Back in the 1990s, British miners were fighting for compensation for diseases linked to coal dust exposure. Epidemiology and statistics were essential to the miners’ case, so mine operators sought to cast doubt on the data – and it fell to my father, Michael Jacobsen (pictured), to argue that the research was sound.
I tell the story of the case, and the court battle over the research, in the October issue of Significance. And this week, in the Daily Mirror, I report on memos I uncovered which show how coal authorities sought to make it “costly and unattractive” for miners and families to pursue compensation claims.
My story begins in 1968, the year my father arrived in Edinburgh to take up his new job as head of statistics at the Institute of Occupational Medicine (IOM).
The IOM was founded by the then National Coal Board (NCB) as an independent charity. Its first director, Dr John Rogan, was chief medical officer of the NCB. And it was Rogan who had set up the Pneumoconiosis Field Research (PFR) in the early 1950s. This decades-long study had been commissioned by NCB to determine the effect of coal dust particles on miners’ health.
Decades later, my father told a 2007 seminar at Glasgow Caledonian University how Rogan, “a very impressive individual indeed”, made sure he hit the ground running at IOM. Rogan gave my father little more than three months to extrapolate 10 years’ worth of PFR dust exposure data, projected over a 35-year period. Rogan wanted to know what risk that might present to a coalminer at the end of his working life.
Burying himself in probability theory and some rather complicated algebra, my father eventually produced three or four pages of calculations. Somewhat anxiously, he took his results to a colleague, Mike Attfield, for his opinion.
The calculations were okay, said Attfield – but this was a Markov Chain calculation, and they had computer programmes for that. “You don’t have to do it by hand,” he said.
Early PFR papers produced by the IOM proved to be seminal, leading to tighter airborne dust standards not just in Britain but in coal mines across the world.
So it was a shock for my father when, decades later, he discovered that the PFR work was under attack in a civil compensation claim by miners.
In what became known as the British Coal Respiratory Disease Litigation, the defendants – British Coal – tried to destroy the credibility of the very research that its predecessor, the NCB, had commissioned.
Since he had overseen the PFR work during his two decades at the IOM, my father was perhaps the obvious choice for an expert witness when lawyers for the miners went looking for help.

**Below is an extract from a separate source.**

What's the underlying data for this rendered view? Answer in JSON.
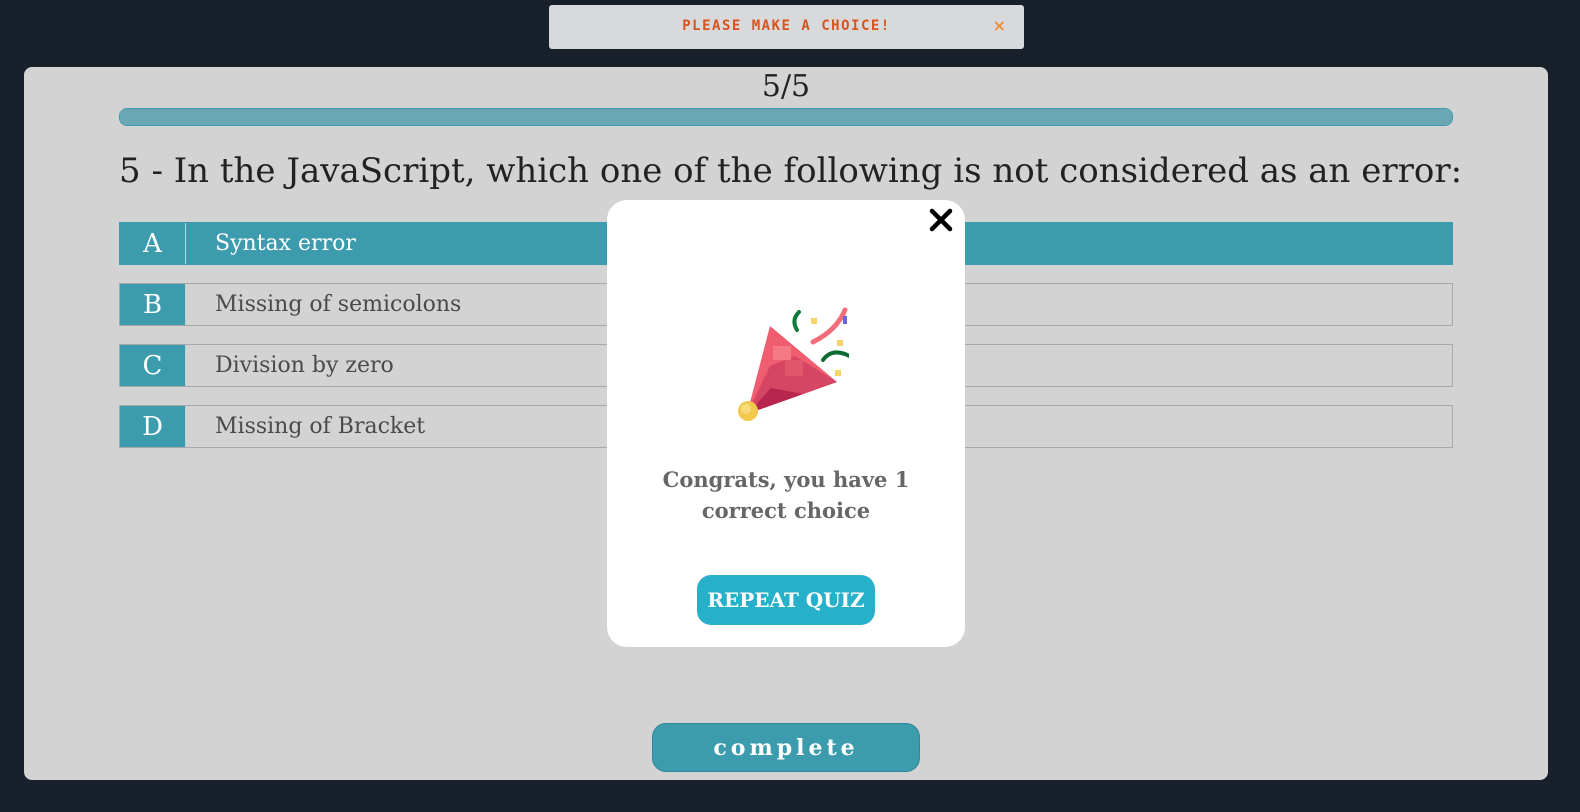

He knew that it was not just scientific reputations that were at stake. Some of the miners fighting for compensation for the respiratory diseases they had contracted had already died by the time the case got to court. Many more died before compensation was paid.
Going through my father’s papers following his death last year, it was clear he had mixed feelings about getting involved.
His old boss, Rogan, had once advised him to avoid getting involved in litigation surrounding medico-scientific matters.
My father wrote in a letter to one former colleague: “I heeded that advice until 9 months ago.”
“Everything that I have experienced since then convinces me that JMR [Rogan] was right. But the attacks on the integrity of the PFR … were so outrageous that I felt that I had to respond.
“I do not regret that decision, and I would like to think that, given the circumstances, even JMR might have approved.”
He might well have been right about that. Mr. Justice Turner’s 1998 ruling opened the door to compensation payments for the miners totalling more than £2 billion.
About the author
Paris-based journalist Jonny Jacobsen has just completed a one-year sabbatical, during which he studied for an MA in data journalism at Birmingham City University. In a 30‑year career he has written for the Scottish national press, GQ magazine and Agence France-Presse.